Extracted information>
= Beginning of Section =

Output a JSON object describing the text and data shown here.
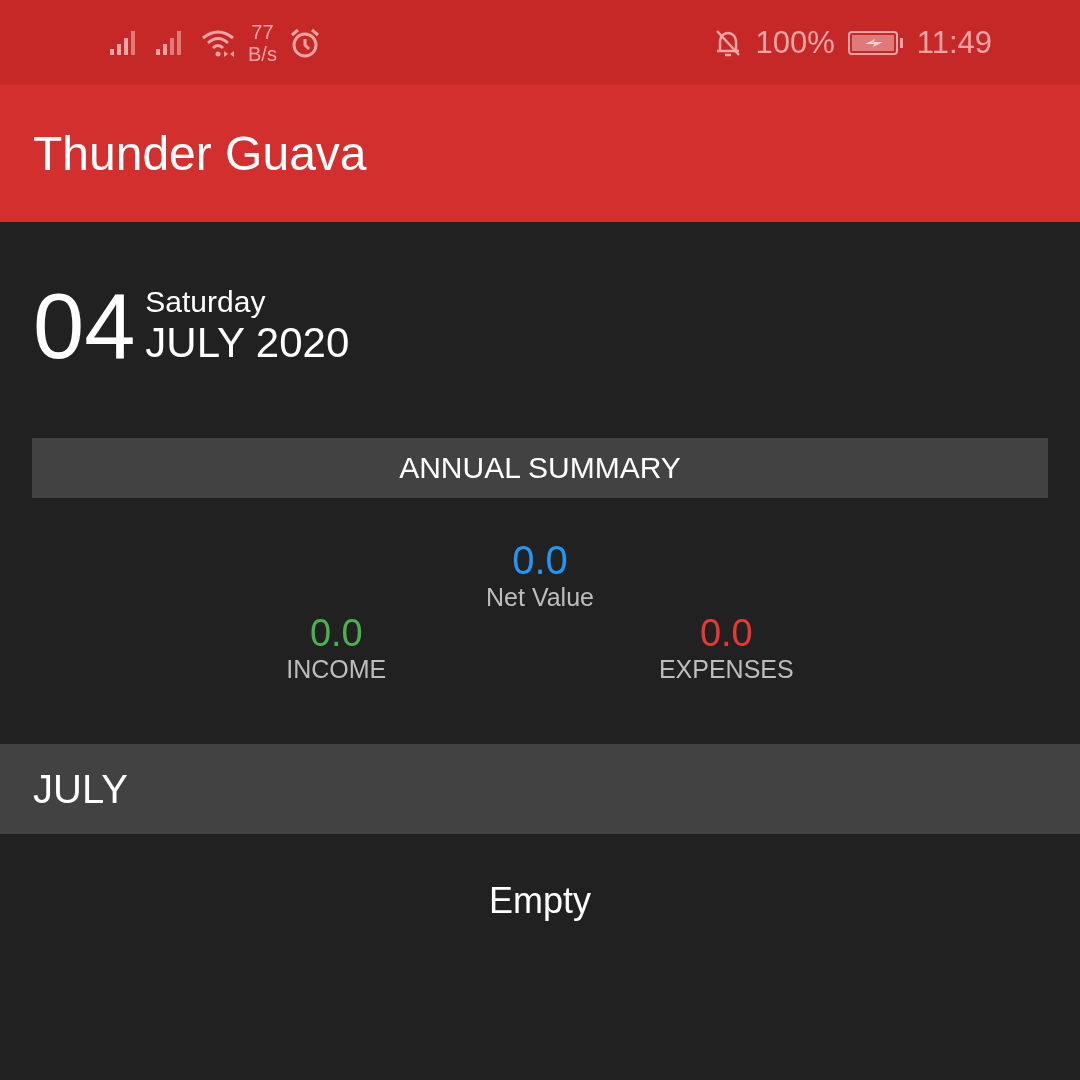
{
  "status_bar": {
    "net_speed": "77",
    "net_unit": "B/s",
    "battery": "100%",
    "time": "11:49"
  },
  "app_bar": {
    "title": "Thunder Guava"
  },
  "date": {
    "day": "04",
    "weekday": "Saturday",
    "month_year": "JULY 2020"
  },
  "summary": {
    "heading": "ANNUAL SUMMARY",
    "net": {
      "value": "0.0",
      "label": "Net Value"
    },
    "items": [
      {
        "kind": "income",
        "value": "0.0",
        "label": "INCOME"
      },
      {
        "kind": "expenses",
        "value": "0.0",
        "label": "EXPENSES"
      }
    ]
  },
  "month": {
    "title": "JULY",
    "empty": "Empty"
  }
}
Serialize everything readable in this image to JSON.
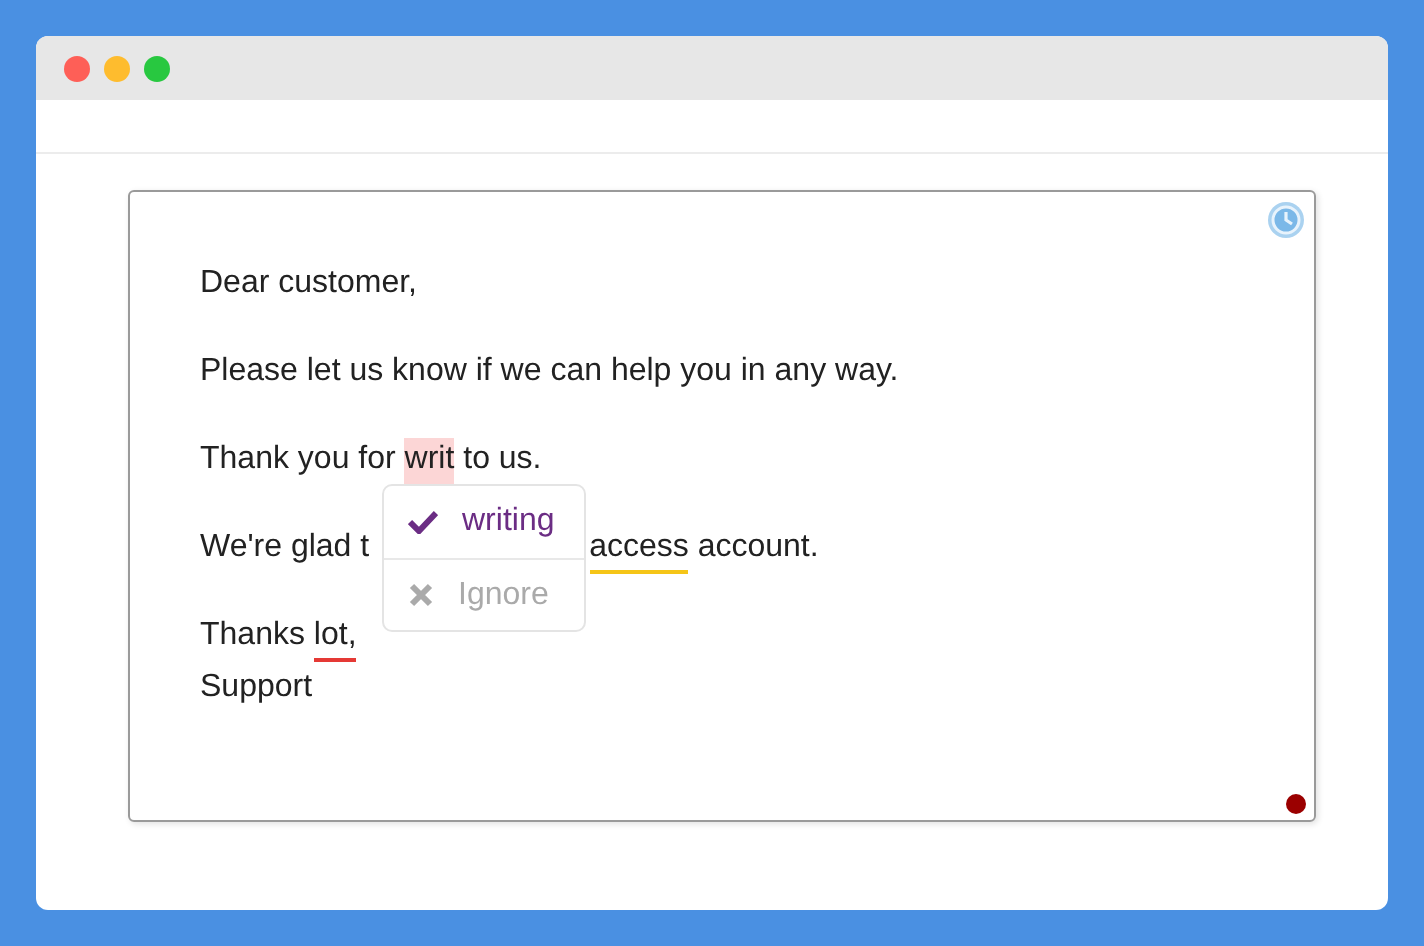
{
  "editor": {
    "paragraphs": [
      {
        "lines": [
          {
            "segments": [
              {
                "text": "Dear customer,",
                "kind": "plain"
              }
            ]
          }
        ]
      },
      {
        "lines": [
          {
            "segments": [
              {
                "text": "Please let us know if we can help you in any way.",
                "kind": "plain"
              }
            ]
          }
        ]
      },
      {
        "lines": [
          {
            "segments": [
              {
                "text": "Thank you for ",
                "kind": "plain"
              },
              {
                "text": "writ",
                "kind": "highlight"
              },
              {
                "text": " to us.",
                "kind": "plain"
              }
            ]
          }
        ]
      },
      {
        "lines": [
          {
            "obscured": true,
            "segments": [
              {
                "text": "We're glad t",
                "kind": "plain"
              },
              {
                "text": "access",
                "kind": "warning"
              },
              {
                "text": " account.",
                "kind": "plain"
              }
            ]
          }
        ]
      },
      {
        "lines": [
          {
            "segments": [
              {
                "text": "Thanks ",
                "kind": "plain"
              },
              {
                "text": "lot,",
                "kind": "error"
              }
            ]
          },
          {
            "segments": [
              {
                "text": "Support",
                "kind": "plain"
              }
            ]
          }
        ]
      }
    ],
    "status_dot": {
      "color": "#9b0000"
    }
  },
  "popup": {
    "options": [
      {
        "kind": "accept",
        "label": "writing"
      },
      {
        "kind": "ignore",
        "label": "Ignore"
      }
    ]
  }
}
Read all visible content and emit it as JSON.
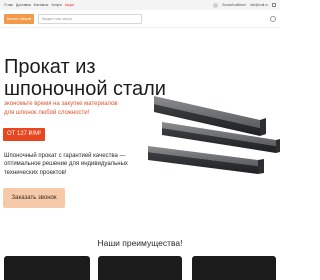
{
  "topbar": {
    "nav": [
      "О нас",
      "Доставка",
      "Контакты",
      "Услуги",
      "Акции"
    ],
    "cabinet": "Личный кабинет",
    "contact": "info@mail.ru"
  },
  "header": {
    "catalog_label": "Каталог товаров",
    "search_placeholder": "Введите ваш запрос"
  },
  "hero": {
    "title_line1": "Прокат из",
    "title_line2": "шпоночной стали",
    "subtitle_line1": "экономьте время на закупке материалов",
    "subtitle_line2": "для шпонок любой сложности!",
    "price": "ОТ 127 ₽/М²",
    "desc_line1": "Шпоночный прокат с гарантией качества —",
    "desc_line2": "оптимальное решение для индивидуальных",
    "desc_line3": "технических проектов!",
    "cta": "Заказать звонок"
  },
  "advantages": {
    "title": "Наши преимущества!"
  },
  "colors": {
    "accent": "#e8461f",
    "catalog": "#f29a4a",
    "cta_bg": "#f6c9a8",
    "card_bg": "#1b1b1b"
  }
}
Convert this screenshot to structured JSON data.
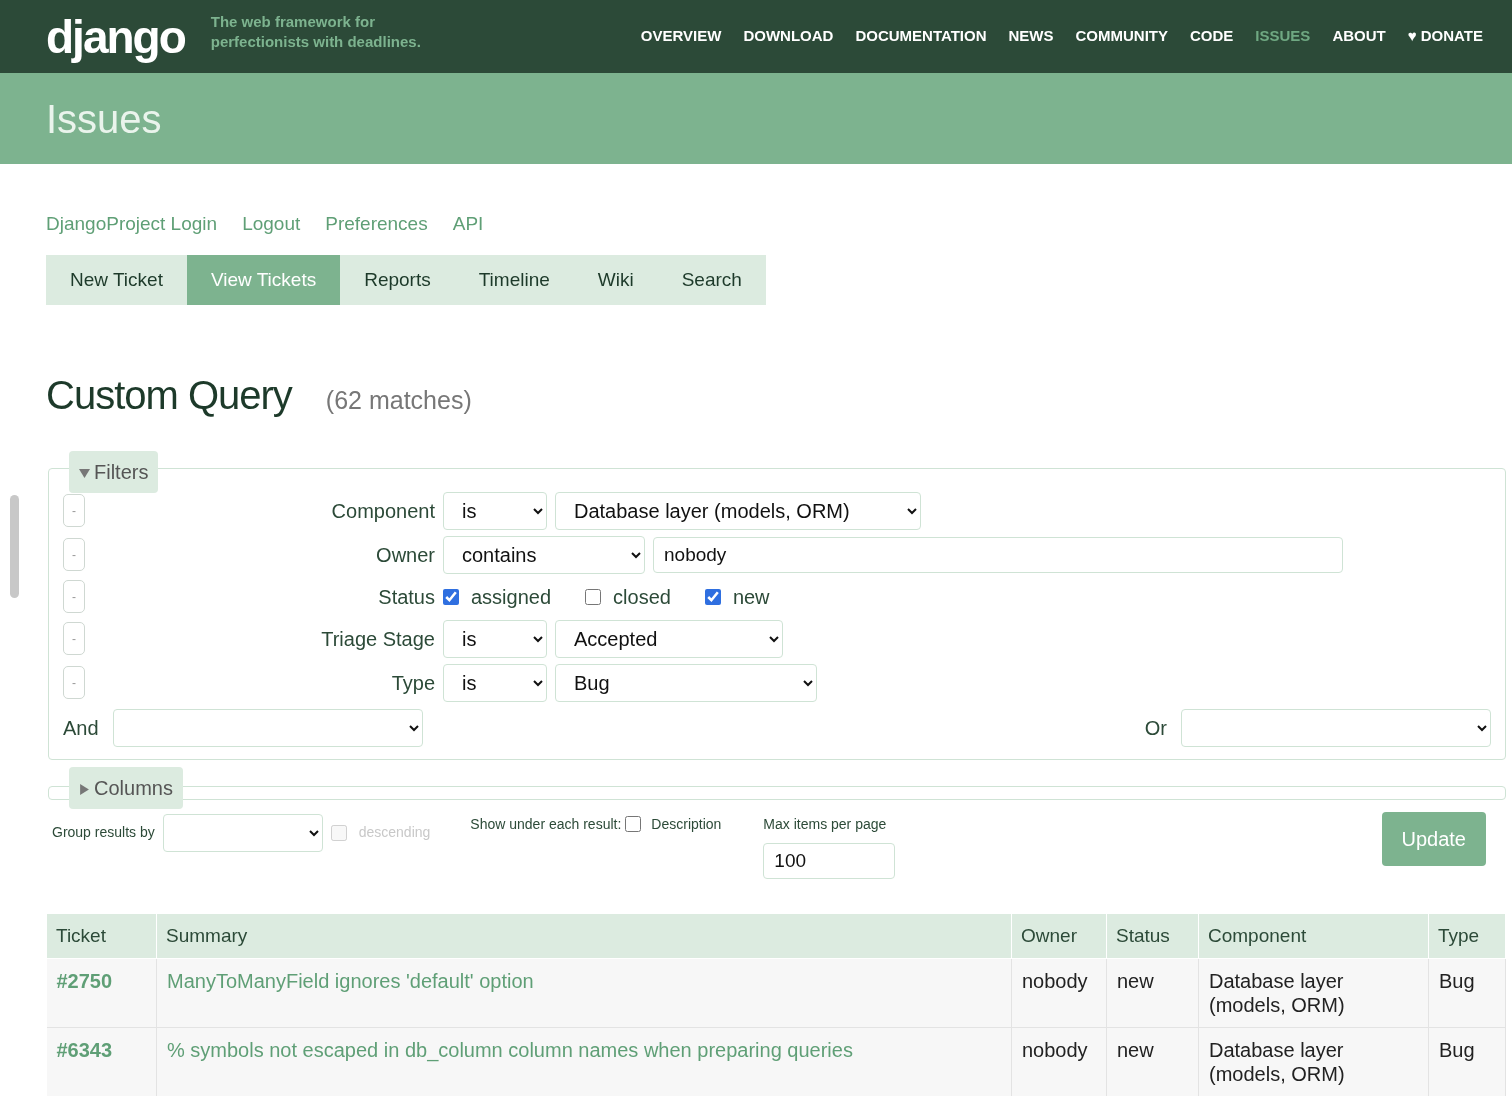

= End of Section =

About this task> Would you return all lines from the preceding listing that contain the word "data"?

Solution for this problem>
Output a JSON object describing the text and data shown here.
Convert this screenshot to structured JSON data.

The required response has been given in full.